In the Room, Eric Khoo (2015, Singapore). As mentioned above, I stumbled across this on eBay and decided to take a punt on it (it’s not actually available on Amazon). It was a good call. The title refers to a room in the Hotel Singapura (an alternative title for the film) in which events happen over several decades. The story opens in 1942, in black-and-white, with a Brit and a Singaporean lamenting the loss of the Brit’s livelihood – a plantation – but also quite clearly about the love affair between the two men. Another story is about a madam who trains young women to be prostitutes in the early 1960s in the room, and in this sequence the production design and colour scheme is appropriate to the decade. There’s a rock band who occupy the room in the 1970s… and so on. There’s a variety of styles on display, all of which seem appropriate to the decade being depicted, but it does mean In the Room doesn’t feel like it presents a singular vision. Sometimes it feels like Wong Kar-Wai’s In the Mood for Love, other times it feels a bit like Almodóvar. Or maybe not. It’s not the most original plot on the planet – I can think of at least two bad films that have the same premise – and Khoo’s decision to give each sequence an appropriate flavour does tend to dilute his vision. But I still thought this was rather good, and I’m glad I took a chance on it.

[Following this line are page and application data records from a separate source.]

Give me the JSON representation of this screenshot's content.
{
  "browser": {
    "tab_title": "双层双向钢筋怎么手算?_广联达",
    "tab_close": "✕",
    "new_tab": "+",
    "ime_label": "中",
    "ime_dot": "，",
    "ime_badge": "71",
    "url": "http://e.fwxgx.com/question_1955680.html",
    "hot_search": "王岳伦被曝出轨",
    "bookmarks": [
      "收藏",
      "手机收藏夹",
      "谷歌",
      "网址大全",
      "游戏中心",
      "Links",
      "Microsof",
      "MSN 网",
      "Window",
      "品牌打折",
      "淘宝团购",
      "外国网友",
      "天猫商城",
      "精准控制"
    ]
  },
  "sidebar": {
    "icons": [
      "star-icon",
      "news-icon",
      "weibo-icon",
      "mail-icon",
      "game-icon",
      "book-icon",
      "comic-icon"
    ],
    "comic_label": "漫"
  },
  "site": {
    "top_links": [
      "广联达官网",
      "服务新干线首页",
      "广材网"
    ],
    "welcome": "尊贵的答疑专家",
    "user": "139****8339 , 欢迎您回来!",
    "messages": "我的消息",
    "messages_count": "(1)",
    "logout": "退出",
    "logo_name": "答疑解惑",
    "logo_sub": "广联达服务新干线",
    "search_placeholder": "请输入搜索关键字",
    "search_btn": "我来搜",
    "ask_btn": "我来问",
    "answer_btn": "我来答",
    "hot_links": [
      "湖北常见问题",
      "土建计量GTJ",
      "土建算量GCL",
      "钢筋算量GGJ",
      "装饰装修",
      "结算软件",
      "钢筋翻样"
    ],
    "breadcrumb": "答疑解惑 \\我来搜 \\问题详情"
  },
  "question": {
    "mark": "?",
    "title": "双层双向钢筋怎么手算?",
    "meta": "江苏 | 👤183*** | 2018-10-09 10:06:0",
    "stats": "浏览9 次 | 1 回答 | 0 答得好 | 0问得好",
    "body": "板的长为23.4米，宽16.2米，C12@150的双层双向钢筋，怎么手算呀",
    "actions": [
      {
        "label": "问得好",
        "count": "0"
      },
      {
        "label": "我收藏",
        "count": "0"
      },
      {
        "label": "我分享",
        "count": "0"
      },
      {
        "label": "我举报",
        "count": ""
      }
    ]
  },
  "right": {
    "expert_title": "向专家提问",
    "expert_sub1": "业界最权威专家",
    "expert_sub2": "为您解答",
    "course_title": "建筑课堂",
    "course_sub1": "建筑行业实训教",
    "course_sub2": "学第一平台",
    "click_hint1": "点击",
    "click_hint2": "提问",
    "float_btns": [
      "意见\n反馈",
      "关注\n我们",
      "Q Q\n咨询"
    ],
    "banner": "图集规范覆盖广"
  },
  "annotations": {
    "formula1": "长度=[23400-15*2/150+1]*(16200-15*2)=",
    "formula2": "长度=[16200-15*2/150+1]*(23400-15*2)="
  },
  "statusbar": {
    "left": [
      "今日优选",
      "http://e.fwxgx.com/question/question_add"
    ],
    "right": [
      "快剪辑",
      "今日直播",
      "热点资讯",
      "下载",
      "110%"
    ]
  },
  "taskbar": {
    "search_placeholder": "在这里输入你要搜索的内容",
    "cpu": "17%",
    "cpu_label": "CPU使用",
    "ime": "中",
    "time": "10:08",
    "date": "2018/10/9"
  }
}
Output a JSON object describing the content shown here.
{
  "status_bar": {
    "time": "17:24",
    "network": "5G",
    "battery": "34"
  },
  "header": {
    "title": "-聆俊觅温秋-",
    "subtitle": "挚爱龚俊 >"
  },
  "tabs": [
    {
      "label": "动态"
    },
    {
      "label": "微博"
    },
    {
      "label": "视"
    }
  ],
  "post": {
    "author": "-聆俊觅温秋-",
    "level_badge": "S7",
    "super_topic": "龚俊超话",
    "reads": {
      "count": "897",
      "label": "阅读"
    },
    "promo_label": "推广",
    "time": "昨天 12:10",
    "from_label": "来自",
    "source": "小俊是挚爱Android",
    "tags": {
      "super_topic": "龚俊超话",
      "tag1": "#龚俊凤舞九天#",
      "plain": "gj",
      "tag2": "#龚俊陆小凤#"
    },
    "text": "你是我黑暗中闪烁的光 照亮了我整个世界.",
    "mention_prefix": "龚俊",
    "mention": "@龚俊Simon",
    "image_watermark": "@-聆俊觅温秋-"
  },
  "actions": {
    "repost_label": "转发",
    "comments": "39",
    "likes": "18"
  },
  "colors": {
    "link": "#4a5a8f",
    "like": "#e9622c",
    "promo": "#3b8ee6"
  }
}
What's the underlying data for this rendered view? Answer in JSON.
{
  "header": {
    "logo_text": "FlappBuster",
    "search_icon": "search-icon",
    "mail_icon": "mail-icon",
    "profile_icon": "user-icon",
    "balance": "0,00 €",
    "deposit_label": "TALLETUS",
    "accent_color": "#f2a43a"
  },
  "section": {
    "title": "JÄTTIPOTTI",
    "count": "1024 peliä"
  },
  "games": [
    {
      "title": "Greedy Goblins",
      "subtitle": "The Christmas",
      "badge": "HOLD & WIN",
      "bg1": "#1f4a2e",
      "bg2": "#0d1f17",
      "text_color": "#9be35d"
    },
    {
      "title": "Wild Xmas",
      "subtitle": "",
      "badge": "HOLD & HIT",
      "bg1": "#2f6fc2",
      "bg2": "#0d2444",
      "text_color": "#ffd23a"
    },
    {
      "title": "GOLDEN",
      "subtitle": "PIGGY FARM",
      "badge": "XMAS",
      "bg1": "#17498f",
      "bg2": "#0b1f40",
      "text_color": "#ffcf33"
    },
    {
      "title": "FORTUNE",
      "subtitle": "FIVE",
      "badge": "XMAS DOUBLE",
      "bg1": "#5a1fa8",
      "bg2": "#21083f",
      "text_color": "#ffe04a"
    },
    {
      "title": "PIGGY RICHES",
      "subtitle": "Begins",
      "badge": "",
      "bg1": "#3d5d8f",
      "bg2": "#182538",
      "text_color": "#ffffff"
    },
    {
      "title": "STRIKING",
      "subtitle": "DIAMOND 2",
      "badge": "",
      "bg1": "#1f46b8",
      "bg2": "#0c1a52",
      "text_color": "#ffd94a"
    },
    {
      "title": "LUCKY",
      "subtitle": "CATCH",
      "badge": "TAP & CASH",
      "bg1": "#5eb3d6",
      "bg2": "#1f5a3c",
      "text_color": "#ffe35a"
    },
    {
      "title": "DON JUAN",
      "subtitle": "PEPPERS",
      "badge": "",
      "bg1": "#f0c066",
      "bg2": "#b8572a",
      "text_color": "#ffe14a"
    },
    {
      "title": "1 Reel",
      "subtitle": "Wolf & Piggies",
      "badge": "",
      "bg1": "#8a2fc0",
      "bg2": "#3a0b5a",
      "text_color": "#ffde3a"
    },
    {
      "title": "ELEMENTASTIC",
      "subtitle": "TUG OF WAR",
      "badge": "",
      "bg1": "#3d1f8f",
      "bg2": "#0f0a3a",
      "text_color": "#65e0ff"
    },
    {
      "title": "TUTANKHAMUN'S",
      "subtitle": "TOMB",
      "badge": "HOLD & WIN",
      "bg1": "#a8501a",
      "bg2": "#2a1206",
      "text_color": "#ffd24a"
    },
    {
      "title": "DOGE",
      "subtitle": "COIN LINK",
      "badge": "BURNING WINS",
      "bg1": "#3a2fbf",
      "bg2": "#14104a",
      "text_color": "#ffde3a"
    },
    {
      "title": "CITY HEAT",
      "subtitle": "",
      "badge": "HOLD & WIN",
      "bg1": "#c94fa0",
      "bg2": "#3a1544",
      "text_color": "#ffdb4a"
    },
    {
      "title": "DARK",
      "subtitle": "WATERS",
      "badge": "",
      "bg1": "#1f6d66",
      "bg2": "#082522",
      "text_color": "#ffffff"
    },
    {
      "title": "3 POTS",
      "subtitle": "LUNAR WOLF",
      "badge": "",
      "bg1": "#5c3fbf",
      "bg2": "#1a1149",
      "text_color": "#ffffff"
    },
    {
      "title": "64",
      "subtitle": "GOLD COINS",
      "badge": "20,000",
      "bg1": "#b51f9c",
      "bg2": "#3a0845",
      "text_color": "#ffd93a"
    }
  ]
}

1001 Movies You Must See Before You Die count: 867
Pingback: Films, glorious films | It Doesn't Have To Be Right...